Within the data that follows, tally every line containing "game". Provide only the tally.

[Web page and app entries]
··········
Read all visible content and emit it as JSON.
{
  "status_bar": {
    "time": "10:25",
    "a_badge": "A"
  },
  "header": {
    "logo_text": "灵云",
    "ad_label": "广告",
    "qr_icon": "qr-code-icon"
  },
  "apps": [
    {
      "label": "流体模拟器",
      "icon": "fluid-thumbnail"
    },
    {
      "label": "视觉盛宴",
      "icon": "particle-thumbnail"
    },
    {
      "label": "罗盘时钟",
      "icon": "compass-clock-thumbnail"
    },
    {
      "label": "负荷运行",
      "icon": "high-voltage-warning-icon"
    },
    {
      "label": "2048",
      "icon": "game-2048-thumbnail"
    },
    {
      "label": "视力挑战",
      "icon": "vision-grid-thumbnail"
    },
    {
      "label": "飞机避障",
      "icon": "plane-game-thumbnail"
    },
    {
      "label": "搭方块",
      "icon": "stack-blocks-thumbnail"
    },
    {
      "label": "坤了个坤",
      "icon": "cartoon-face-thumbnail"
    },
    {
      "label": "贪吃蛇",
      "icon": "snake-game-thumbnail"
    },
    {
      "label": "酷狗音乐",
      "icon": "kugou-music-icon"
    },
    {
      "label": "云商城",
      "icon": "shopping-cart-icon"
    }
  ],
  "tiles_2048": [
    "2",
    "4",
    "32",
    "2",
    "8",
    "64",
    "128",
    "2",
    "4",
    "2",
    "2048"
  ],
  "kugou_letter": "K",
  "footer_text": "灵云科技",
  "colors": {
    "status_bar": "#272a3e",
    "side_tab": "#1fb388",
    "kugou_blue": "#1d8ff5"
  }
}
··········
• [TASK RESULT]:
3